British Columbia, Northwest Coast
Carved wood and pigments
Length: 14 ¼ in. (36 cm)
Ex collection Roberto Matta (1911-2002)
Acquired in New York in the 1940s
Ex collection Matta family
By descent in the Matta family collection
Grand Palais Ephémère, Paris
26 Nov. - 5 Dec. 2021
This rattle was formerly in the collection of painter Roberto Matta (1911-2002). In exile in New York during World War II, Matta and the Surrealist circle became fascinated with ancient arts of North America. Shamanic masks and sculptures ignited the imagination of these artists, poets and intellectuals gathered around the tutelary figure of André Breton. Matta acquired this superb raven rattle in the 1940s in New York.
In Northwest Coast myths, a Raven spirit originally taught shamans the secrets of their crafts. On this rattle, the human figure reclining on the back of the raven represents a shaman in trance, forming alliance with animal helping spirits.
According to Allen Wardwell (see Tangible Visions, The Monacelli Press inc., New York, 1996 p. 239), the rattle was a highly important piece of shamanic equipment along the entire Northwest Coast. Its sound provided rhythm for songs, dances and chants, and attracted spirits to the séances. Wherever it was used, a supernatural presence was thought to be in attendance.
Raven rattles were used by wealthy families, chiefs and shamans. The use of a « chief’s rattle » proclaimed the shaman’s high social rank to his public.
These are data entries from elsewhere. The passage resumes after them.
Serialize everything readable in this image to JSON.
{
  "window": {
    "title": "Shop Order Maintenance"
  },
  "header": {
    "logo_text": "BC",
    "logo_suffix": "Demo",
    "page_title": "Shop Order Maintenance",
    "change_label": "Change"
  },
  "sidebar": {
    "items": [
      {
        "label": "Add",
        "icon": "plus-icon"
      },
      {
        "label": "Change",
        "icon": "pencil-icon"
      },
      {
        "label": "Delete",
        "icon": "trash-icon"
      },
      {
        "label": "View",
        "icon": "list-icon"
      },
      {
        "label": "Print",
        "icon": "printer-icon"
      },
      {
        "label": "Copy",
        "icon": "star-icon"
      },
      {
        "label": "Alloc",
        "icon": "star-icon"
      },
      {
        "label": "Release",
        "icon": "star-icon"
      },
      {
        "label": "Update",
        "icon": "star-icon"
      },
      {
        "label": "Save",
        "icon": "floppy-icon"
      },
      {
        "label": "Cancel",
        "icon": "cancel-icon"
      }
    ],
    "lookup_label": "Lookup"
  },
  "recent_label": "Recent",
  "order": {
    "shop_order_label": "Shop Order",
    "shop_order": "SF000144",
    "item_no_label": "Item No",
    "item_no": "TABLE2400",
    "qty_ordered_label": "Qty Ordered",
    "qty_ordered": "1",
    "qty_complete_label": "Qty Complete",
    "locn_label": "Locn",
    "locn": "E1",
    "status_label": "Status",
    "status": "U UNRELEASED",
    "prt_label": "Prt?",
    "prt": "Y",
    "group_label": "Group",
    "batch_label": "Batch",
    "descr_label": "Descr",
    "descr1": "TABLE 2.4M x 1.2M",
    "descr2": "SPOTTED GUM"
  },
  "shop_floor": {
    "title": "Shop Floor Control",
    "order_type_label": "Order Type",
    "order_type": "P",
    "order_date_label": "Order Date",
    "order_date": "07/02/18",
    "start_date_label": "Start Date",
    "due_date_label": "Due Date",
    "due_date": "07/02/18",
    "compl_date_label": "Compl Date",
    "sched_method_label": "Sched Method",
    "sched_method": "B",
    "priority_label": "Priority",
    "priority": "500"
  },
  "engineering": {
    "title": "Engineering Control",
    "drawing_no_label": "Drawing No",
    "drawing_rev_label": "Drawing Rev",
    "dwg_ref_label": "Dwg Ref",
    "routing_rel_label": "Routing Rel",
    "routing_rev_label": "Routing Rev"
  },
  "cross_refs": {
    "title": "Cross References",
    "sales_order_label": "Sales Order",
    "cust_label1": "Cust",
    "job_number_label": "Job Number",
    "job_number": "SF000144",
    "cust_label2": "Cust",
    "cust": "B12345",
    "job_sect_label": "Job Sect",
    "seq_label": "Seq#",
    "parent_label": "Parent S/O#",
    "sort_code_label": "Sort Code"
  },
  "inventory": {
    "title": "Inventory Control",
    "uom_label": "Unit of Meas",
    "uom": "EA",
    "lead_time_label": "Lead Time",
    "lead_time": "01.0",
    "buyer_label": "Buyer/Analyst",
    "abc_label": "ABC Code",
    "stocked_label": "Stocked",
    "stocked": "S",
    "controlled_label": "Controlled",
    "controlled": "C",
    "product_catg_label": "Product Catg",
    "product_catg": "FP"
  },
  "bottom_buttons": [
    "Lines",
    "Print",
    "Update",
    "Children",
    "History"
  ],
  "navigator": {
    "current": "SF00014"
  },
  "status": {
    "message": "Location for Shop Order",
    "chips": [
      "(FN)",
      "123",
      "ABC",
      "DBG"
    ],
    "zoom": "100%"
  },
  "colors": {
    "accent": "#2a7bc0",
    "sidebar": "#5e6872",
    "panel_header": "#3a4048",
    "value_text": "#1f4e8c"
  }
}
Raven rattles such as the present example are sheer icons of ancient Northwest Coast art.